According to Marcia Crosse (Director, Health Care at GAO), FDA’s ability to fulfill its mission to protect American health has been compromised. In her comments on why oversight of medical devices was placed on GAO’s High-Risk List, she says:
The Food and Drug Administration plays a key role in protecting the health of all Americans. FDA’s role is far-reaching: from over-the-counter pain relievers to vaccines to prescription drugs to every medical device in your doctor’s office or your local hospital. FDA is responsible for assuring the safety and effectiveness of every medical product before it is approved. After approval, FDA has a duty to ensure the continuing safety of hundreds of thousands of different medical products, regardless of whether they are manufactured here or abroad, and more than eight million shipments of medical products arrive at US ports in a single year. But, FDA is having difficulties in meeting its responsibilities.
With so many tasks, resource management is one of many priorities. As the GAO points out, “FDA has encountered difficulties in fulfilling its growing medical product responsibilities and does not have reliable estimates of its resource requirements or data showing its workload and accomplishments in some areas.”
Moreover, strategic planning is a necessity.
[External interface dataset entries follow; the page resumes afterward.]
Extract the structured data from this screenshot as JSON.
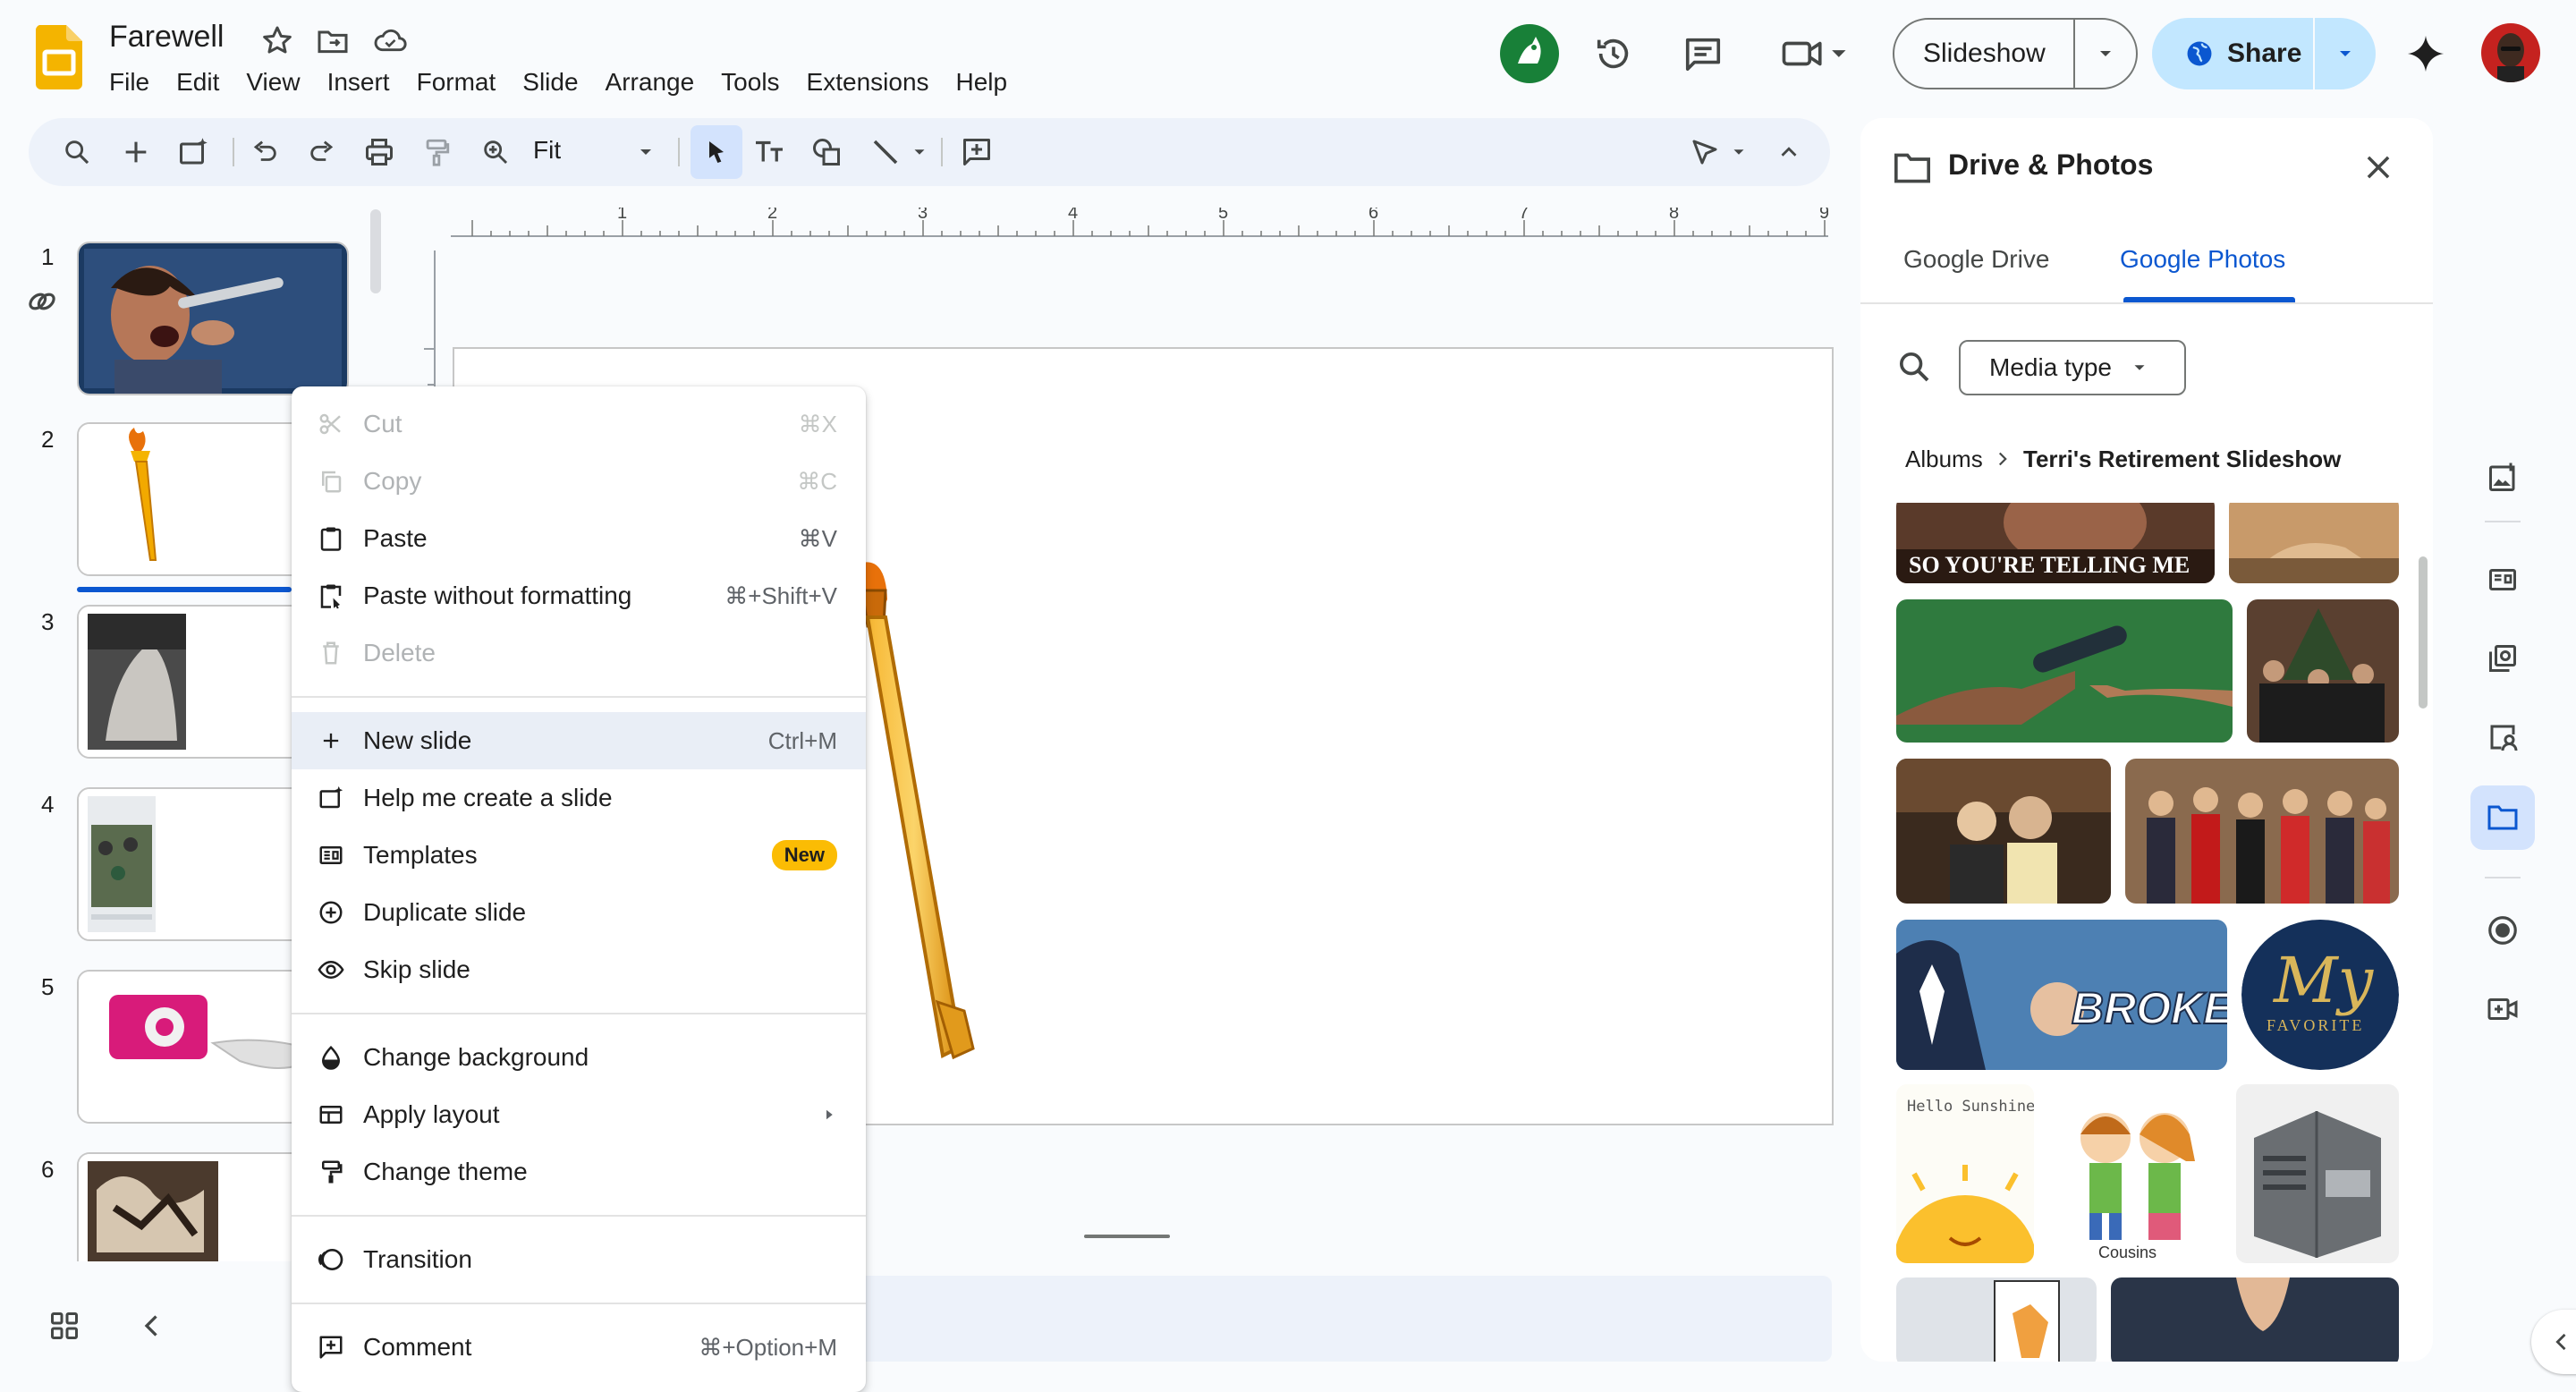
{
  "app": {
    "doc_title": "Farewell",
    "menus": [
      "File",
      "Edit",
      "View",
      "Insert",
      "Format",
      "Slide",
      "Arrange",
      "Tools",
      "Extensions",
      "Help"
    ],
    "slideshow_label": "Slideshow",
    "share_label": "Share"
  },
  "toolbar": {
    "zoom_label": "Fit"
  },
  "filmstrip": {
    "slide_numbers": [
      "1",
      "2",
      "3",
      "4",
      "5",
      "6"
    ],
    "selected_slide": 2
  },
  "context_menu": {
    "items": [
      {
        "label": "Cut",
        "shortcut": "⌘X",
        "icon": "scissors-icon",
        "disabled": true
      },
      {
        "label": "Copy",
        "shortcut": "⌘C",
        "icon": "copy-icon",
        "disabled": true
      },
      {
        "label": "Paste",
        "shortcut": "⌘V",
        "icon": "clipboard-icon",
        "disabled": false
      },
      {
        "label": "Paste without formatting",
        "shortcut": "⌘+Shift+V",
        "icon": "clipboard-plain-icon",
        "disabled": false
      },
      {
        "label": "Delete",
        "shortcut": "",
        "icon": "trash-icon",
        "disabled": true
      },
      {
        "label": "New slide",
        "shortcut": "Ctrl+M",
        "icon": "plus-icon",
        "disabled": false
      },
      {
        "label": "Help me create a slide",
        "shortcut": "",
        "icon": "ai-slide-icon",
        "disabled": false
      },
      {
        "label": "Templates",
        "badge": "New",
        "icon": "templates-icon",
        "disabled": false
      },
      {
        "label": "Duplicate slide",
        "shortcut": "",
        "icon": "duplicate-icon",
        "disabled": false
      },
      {
        "label": "Skip slide",
        "shortcut": "",
        "icon": "eye-icon",
        "disabled": false
      },
      {
        "label": "Change background",
        "shortcut": "",
        "icon": "drop-icon",
        "disabled": false
      },
      {
        "label": "Apply layout",
        "shortcut": "",
        "icon": "layout-icon",
        "disabled": false
      },
      {
        "label": "Change theme",
        "shortcut": "",
        "icon": "paint-roller-icon",
        "disabled": false
      },
      {
        "label": "Transition",
        "shortcut": "",
        "icon": "transition-icon",
        "disabled": false
      },
      {
        "label": "Comment",
        "shortcut": "⌘+Option+M",
        "icon": "comment-add-icon",
        "disabled": false
      }
    ]
  },
  "panel": {
    "title": "Drive & Photos",
    "tabs": [
      "Google Drive",
      "Google Photos"
    ],
    "active_tab": "Google Photos",
    "filter_label": "Media type",
    "breadcrumb_root": "Albums",
    "breadcrumb_current": "Terri's Retirement Slideshow",
    "photo_captions": {
      "telling_me": "SO YOU'RE TELLING ME",
      "broker": "BROKER",
      "my_favorite_script": "My",
      "my_favorite_text": "FAVORITE",
      "hello_sunshine": "Hello Sunshine!",
      "cousins": "Cousins"
    }
  },
  "colors": {
    "accent": "#0b57d0",
    "share_bg": "#c2e7ff",
    "slides_yellow": "#f4b400",
    "new_badge": "#fbbc04"
  }
}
Says the GAO in its report, “Overseas Offices Have Taken Steps to Help Ensure Import Safety, but More Long-Term Planning Is Needed”:
To help ensure that FDA’s overseas offices are able to fully meet their mission of helping to ensure the safety of imported products, the Commissioner of FDA should ensure, as it completes its strategic planning process for the overseas offices, that it develops a set of performance goals and measures that can be used to demonstrate overseas office contributions to long-term outcomes related to the regulation of imported products …
So, with these resource and strategic planning issues that need solving, did the FDA fulfill its oversight role when it banned the importation of capnograph products into the US?
The ability of capnographs to measure the concentration of carbon dioxide that a person breathes out in exhaled air is an essential device for maintaining patient safety. Not only are capnographs the standard of care in hospital operating rooms, but capnographs are increasingly being used outside the operating room.
Explains David Watson (Vice President at ECRI):
One instance where the use of capnographs outside the operating room benefits patient safety is patient-controlled analgesia (PCA). In 2011, ECRI listed the need to monitor for oversedation during use of PCA infusion pumps as one of the top ten health technology hazards. In that report, PCA therapy and the need for effective monitoring using capnography and/or pulse oximetry in order to detect respiratory depression monitored by continuous oximetry and capnography was described. Again, in 2012, ECRI has named infusion pumps as one of the top health technology hazards.
(ECRI Institute is an independent, nonprofit organization that researches the best approaches to improving the safety, quality, and cost-effectiveness of patient care.)
As a result, FDA’s actions could adversely affect patient safety. Says Dr. Melissa Langhan (Assistant Professor of Pediatrics, Emergency Medicine, at Yale School of Medicine):
While I’m sure the FDA is doing what it thinks is in the best interest of the patient, a ban on this product could severely affect patients in a negative direction. There is mounting evidence for this device in the detection of respiratory events prior to current standards, acting as an early warning system for healthcare providers. There have been numerous accounts of patient deaths that could have been averted with this monitoring device – why put more patients at risk?
Trevor Lewis, a medical device regulations expert, with substantial FDA experience, suggests a more balanced approach, “Any medical device denied market access cannot fulfill its intended purpose and will be likely to leave some patients at increased risk. The best way forward here means to me a regulatory system that is effective and cost effective, always has the patients’ best interests at heart and everyone aims for the highest ethical, moral and technical standards possible within reasonable budgets.”